Shaming wasteful children into realizing that food is not a thing to be taken for granted is the job of every parent with the luxury to do so. The Hachikyo restaurant in Sapporo, Japan has also taken on the task of teaching wasteful people to appreciate their food, but with a much different (and possibly more effective) strategy than the old “starving kids in Africa” standard.
In Hachikyo, you are allowed to eat only after you agree to the restaurant’s rules. That is, if you leave even one grain of rice on your bowl, you will have to pay a fine, but that is merely the beginning.
Before the waiters serve their specialty, tsukko meshi (Salmon Roe) they serve the rice.
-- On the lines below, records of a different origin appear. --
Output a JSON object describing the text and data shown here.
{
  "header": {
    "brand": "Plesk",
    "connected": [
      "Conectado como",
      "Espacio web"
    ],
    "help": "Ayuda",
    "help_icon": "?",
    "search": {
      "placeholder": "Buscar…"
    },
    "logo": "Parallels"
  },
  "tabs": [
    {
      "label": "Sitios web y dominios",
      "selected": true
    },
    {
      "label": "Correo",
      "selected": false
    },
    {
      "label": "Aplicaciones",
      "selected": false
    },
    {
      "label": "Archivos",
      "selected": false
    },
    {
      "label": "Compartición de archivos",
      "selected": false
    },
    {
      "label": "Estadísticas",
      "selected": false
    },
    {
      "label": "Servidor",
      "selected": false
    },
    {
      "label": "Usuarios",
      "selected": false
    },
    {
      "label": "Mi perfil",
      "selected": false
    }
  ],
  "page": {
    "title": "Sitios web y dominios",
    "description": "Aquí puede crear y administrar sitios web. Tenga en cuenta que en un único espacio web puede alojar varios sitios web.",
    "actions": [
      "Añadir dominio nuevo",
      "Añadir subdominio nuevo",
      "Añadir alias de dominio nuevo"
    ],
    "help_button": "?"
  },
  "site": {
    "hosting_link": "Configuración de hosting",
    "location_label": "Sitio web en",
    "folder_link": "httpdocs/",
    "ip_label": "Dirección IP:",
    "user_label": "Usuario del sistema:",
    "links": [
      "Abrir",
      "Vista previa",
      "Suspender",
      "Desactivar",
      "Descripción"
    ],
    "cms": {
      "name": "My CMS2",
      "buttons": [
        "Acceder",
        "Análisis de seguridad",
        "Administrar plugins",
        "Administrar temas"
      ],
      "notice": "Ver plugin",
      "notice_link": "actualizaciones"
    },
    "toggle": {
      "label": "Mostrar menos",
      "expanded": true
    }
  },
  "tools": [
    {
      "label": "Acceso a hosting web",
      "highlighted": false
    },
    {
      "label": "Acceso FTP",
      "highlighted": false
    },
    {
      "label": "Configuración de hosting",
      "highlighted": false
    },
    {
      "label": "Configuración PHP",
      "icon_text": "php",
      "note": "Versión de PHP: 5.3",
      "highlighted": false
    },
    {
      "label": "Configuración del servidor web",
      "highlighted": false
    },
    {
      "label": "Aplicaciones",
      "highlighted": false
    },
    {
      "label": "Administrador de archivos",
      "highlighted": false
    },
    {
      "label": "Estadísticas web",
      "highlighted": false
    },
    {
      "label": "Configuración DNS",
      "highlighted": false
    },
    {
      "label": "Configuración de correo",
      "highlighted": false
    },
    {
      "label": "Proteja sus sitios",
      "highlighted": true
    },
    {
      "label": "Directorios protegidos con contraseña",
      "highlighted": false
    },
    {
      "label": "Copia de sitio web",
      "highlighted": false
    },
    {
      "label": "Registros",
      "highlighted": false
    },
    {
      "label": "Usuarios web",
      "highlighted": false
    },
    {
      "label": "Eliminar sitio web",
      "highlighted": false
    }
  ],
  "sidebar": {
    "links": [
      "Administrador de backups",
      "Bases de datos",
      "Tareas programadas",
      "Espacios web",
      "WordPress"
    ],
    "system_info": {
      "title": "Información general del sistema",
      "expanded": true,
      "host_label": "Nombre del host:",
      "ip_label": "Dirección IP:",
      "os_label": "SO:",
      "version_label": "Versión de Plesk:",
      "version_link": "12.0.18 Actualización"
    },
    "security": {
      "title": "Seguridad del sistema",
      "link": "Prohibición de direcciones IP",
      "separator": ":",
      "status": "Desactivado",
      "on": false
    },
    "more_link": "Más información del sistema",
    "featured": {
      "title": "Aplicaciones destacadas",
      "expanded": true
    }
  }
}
You are not to eat any of the rice, or push the rice down in the bowl before the tsukko meshi is served on top. Disturbing the rice is grounds for having your tsukko meshi revoked.
After a short time, the waiters begin to serve the tsukko meshi. As they spoon the salmon roe onto your rice, they yell out an old sea shanty, in which the diners have to yell back. This, combined with the tight, shanty-like atmosphere, kind of makes you feel like you’re getting your food right off the docks.
At first, the threat of a fine for leftover food and the hoops you have to jump through to get served in the first place seems like a way to take advantage of people’s limited appetites and limited patience, but there’s actually a rather altruistic goal in mind. The owner, Hitoshi Sugita, says that the reason for the fine is not for profit, but to pay respects to the fisherman who provided the tsukko meshi in your bowl. Fishing is a dangerous and potentially deadly profession, so you either pay respects to the fishermen with your stomach or your wallet.
Fines and rituals aside, Hachikyo offers a huge bowl of stsukko meshi for about 1,890 yen (about $20), which is a pretty decent deal considering the amount you eat; just be sure to clean your plate, or be ready to pay up.